(Page and application data records)
============================================================
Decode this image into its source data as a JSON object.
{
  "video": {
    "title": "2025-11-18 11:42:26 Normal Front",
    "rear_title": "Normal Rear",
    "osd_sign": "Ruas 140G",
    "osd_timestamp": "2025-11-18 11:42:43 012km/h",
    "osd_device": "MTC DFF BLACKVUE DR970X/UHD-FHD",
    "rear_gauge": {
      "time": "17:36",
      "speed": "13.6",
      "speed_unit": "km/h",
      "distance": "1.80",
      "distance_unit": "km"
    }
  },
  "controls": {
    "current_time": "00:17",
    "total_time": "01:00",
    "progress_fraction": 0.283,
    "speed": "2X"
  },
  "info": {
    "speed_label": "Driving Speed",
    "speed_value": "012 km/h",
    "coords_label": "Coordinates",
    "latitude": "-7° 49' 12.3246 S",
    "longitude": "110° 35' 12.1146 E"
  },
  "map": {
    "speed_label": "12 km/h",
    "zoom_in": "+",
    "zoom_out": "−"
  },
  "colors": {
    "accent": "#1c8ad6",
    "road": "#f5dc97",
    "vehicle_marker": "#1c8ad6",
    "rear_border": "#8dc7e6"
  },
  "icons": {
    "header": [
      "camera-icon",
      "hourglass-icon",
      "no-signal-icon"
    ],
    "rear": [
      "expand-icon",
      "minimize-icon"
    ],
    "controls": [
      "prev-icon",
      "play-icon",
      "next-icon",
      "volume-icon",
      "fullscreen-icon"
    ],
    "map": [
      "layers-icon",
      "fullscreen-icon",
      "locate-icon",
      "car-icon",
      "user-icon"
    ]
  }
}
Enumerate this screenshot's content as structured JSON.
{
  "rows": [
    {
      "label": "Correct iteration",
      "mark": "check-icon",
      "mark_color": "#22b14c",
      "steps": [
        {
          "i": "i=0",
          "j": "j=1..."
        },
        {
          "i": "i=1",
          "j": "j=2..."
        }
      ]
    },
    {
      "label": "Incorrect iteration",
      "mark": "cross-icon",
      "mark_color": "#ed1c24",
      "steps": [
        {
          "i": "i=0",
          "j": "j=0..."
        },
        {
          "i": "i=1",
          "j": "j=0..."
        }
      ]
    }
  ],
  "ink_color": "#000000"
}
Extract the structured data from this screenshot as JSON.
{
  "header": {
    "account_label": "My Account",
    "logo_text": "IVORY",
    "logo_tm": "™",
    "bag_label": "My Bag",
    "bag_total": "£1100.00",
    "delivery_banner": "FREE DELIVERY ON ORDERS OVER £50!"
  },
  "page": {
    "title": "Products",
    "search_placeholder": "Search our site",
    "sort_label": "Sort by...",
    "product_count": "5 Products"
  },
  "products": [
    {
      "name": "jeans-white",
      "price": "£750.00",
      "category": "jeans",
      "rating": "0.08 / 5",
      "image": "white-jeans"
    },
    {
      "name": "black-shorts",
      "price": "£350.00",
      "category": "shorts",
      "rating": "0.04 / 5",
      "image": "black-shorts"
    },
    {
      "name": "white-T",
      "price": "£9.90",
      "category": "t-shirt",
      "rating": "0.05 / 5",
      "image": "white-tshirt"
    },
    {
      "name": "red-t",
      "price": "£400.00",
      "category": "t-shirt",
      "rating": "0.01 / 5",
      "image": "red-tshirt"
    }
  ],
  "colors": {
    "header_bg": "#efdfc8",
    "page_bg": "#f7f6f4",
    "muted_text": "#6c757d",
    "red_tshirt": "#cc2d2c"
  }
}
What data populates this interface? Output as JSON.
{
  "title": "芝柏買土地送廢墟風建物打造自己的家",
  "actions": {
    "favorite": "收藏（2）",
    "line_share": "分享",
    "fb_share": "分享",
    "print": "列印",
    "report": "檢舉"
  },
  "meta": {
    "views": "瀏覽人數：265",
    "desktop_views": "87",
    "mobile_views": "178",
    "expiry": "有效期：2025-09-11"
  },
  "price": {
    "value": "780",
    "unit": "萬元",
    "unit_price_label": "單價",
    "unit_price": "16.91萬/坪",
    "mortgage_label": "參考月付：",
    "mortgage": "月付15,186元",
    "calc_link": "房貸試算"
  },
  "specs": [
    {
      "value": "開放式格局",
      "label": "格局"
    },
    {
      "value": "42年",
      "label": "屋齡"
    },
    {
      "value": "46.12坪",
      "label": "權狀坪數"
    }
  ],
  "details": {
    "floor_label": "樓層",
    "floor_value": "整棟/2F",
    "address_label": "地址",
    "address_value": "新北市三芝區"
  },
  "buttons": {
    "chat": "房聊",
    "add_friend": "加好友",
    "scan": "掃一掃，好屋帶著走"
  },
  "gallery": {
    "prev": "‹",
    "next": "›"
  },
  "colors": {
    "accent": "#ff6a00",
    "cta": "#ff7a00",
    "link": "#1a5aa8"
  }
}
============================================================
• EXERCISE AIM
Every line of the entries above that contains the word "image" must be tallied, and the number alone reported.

• PROBLEM SOLUTION
5